:: Problem ::
All of the data, word for word and free of pictures, is the expected result.
[Source records]
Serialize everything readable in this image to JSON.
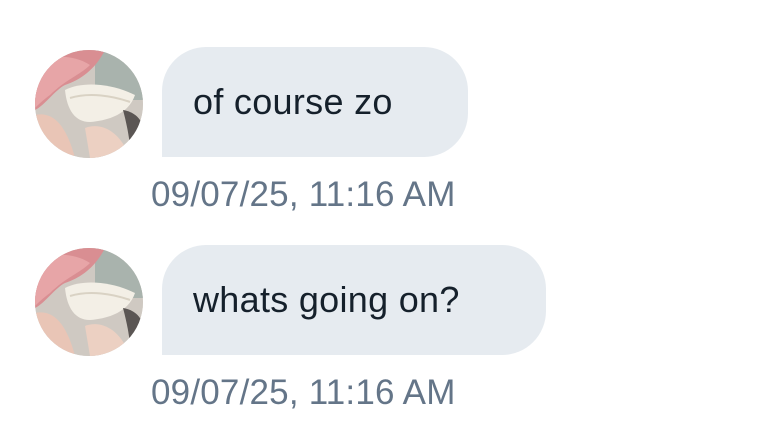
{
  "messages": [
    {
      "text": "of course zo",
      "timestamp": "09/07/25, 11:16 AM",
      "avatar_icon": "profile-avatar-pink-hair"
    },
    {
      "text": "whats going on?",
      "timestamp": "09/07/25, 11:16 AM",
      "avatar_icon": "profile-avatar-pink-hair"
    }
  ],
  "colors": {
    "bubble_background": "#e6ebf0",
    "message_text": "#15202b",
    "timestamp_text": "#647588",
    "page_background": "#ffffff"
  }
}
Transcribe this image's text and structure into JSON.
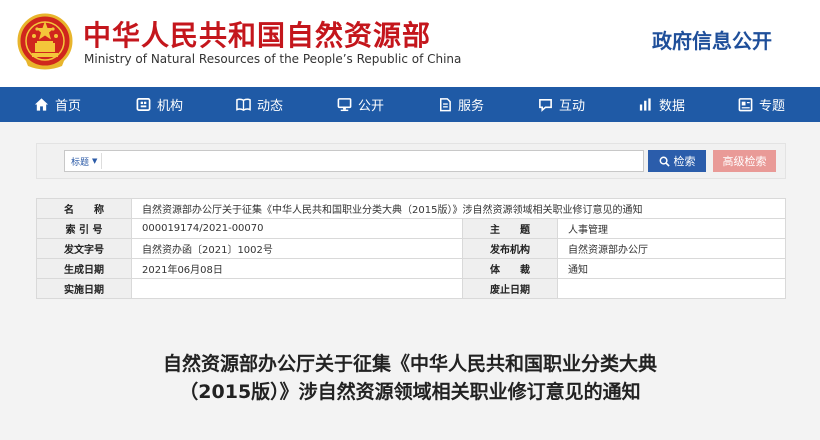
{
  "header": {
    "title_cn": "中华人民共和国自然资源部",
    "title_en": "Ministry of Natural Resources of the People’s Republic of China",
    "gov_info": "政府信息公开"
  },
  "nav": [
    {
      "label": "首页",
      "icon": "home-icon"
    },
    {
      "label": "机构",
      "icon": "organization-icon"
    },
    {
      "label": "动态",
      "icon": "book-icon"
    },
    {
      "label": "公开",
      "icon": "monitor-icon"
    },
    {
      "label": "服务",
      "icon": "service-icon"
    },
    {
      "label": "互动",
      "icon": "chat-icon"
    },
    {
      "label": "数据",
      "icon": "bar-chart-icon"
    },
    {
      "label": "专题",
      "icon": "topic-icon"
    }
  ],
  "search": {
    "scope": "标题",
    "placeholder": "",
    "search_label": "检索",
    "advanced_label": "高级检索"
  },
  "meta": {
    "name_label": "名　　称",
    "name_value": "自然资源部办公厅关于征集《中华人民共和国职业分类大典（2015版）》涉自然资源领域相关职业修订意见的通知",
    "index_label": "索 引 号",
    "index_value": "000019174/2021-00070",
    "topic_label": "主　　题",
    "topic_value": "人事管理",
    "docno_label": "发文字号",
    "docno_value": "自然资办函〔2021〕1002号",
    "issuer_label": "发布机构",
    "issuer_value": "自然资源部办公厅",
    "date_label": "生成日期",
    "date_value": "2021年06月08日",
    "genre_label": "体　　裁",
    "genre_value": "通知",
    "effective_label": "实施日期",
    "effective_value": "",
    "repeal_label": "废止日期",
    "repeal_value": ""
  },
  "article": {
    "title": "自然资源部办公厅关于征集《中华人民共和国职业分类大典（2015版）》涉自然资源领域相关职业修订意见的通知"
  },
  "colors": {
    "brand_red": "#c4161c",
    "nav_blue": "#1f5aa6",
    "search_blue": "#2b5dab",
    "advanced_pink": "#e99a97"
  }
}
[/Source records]
:: Exercise result ::
Serialize everything readable in this image to JSON.
{
  "messages": [
    {
      "text": "of course zo",
      "timestamp": "09/07/25, 11:16 AM",
      "avatar_icon": "profile-avatar-pink-hair"
    },
    {
      "text": "whats going on?",
      "timestamp": "09/07/25, 11:16 AM",
      "avatar_icon": "profile-avatar-pink-hair"
    }
  ],
  "colors": {
    "bubble_background": "#e6ebf0",
    "message_text": "#15202b",
    "timestamp_text": "#647588",
    "page_background": "#ffffff"
  }
}
Transcribe this image's text and structure into JSON.
{
  "header": {
    "title_cn": "中华人民共和国自然资源部",
    "title_en": "Ministry of Natural Resources of the People’s Republic of China",
    "gov_info": "政府信息公开"
  },
  "nav": [
    {
      "label": "首页",
      "icon": "home-icon"
    },
    {
      "label": "机构",
      "icon": "organization-icon"
    },
    {
      "label": "动态",
      "icon": "book-icon"
    },
    {
      "label": "公开",
      "icon": "monitor-icon"
    },
    {
      "label": "服务",
      "icon": "service-icon"
    },
    {
      "label": "互动",
      "icon": "chat-icon"
    },
    {
      "label": "数据",
      "icon": "bar-chart-icon"
    },
    {
      "label": "专题",
      "icon": "topic-icon"
    }
  ],
  "search": {
    "scope": "标题",
    "placeholder": "",
    "search_label": "检索",
    "advanced_label": "高级检索"
  },
  "meta": {
    "name_label": "名　　称",
    "name_value": "自然资源部办公厅关于征集《中华人民共和国职业分类大典（2015版）》涉自然资源领域相关职业修订意见的通知",
    "index_label": "索 引 号",
    "index_value": "000019174/2021-00070",
    "topic_label": "主　　题",
    "topic_value": "人事管理",
    "docno_label": "发文字号",
    "docno_value": "自然资办函〔2021〕1002号",
    "issuer_label": "发布机构",
    "issuer_value": "自然资源部办公厅",
    "date_label": "生成日期",
    "date_value": "2021年06月08日",
    "genre_label": "体　　裁",
    "genre_value": "通知",
    "effective_label": "实施日期",
    "effective_value": "",
    "repeal_label": "废止日期",
    "repeal_value": ""
  },
  "article": {
    "title": "自然资源部办公厅关于征集《中华人民共和国职业分类大典（2015版）》涉自然资源领域相关职业修订意见的通知"
  },
  "colors": {
    "brand_red": "#c4161c",
    "nav_blue": "#1f5aa6",
    "search_blue": "#2b5dab",
    "advanced_pink": "#e99a97"
  }
}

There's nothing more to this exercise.